§ WHAT NEEDS TO BE DONE:
Write the line that contains "Output a JSON" and each one after it, word for word, ending with the final line of the data.

►

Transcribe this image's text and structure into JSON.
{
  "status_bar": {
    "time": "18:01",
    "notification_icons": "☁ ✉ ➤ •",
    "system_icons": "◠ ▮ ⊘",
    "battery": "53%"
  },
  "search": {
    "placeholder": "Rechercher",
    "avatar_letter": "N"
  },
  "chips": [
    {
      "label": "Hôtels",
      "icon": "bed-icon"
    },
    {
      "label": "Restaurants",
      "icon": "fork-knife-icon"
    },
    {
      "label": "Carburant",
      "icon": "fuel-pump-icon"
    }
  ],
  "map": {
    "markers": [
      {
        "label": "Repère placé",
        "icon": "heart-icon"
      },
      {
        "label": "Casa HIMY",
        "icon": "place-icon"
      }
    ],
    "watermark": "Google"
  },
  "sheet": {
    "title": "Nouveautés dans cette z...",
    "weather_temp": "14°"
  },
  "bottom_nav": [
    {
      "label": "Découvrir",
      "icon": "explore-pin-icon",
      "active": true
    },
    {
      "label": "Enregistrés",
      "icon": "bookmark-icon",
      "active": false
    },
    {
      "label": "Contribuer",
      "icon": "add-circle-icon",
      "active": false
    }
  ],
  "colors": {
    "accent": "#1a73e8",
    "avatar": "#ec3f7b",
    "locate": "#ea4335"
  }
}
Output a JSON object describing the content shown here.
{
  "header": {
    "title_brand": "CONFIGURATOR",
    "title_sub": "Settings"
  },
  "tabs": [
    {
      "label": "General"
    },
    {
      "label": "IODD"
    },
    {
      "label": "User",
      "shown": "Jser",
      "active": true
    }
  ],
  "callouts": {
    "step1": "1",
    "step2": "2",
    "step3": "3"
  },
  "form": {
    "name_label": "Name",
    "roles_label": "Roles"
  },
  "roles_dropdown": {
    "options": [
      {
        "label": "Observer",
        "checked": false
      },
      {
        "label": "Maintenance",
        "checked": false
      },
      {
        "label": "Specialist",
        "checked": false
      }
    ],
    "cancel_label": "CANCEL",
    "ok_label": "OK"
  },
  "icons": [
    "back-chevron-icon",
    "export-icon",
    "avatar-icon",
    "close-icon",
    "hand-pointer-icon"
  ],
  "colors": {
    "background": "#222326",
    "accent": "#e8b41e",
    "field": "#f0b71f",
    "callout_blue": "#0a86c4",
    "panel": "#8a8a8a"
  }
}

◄

§ RESPONSE BOX:
Output a JSON object describing the content shown here.
{
  "header": {
    "title_brand": "CONFIGURATOR",
    "title_sub": "Settings"
  },
  "tabs": [
    {
      "label": "General"
    },
    {
      "label": "IODD"
    },
    {
      "label": "User",
      "shown": "Jser",
      "active": true
    }
  ],
  "callouts": {
    "step1": "1",
    "step2": "2",
    "step3": "3"
  },
  "form": {
    "name_label": "Name",
    "roles_label": "Roles"
  },
  "roles_dropdown": {
    "options": [
      {
        "label": "Observer",
        "checked": false
      },
      {
        "label": "Maintenance",
        "checked": false
      },
      {
        "label": "Specialist",
        "checked": false
      }
    ],
    "cancel_label": "CANCEL",
    "ok_label": "OK"
  },
  "icons": [
    "back-chevron-icon",
    "export-icon",
    "avatar-icon",
    "close-icon",
    "hand-pointer-icon"
  ],
  "colors": {
    "background": "#222326",
    "accent": "#e8b41e",
    "field": "#f0b71f",
    "callout_blue": "#0a86c4",
    "panel": "#8a8a8a"
  }
}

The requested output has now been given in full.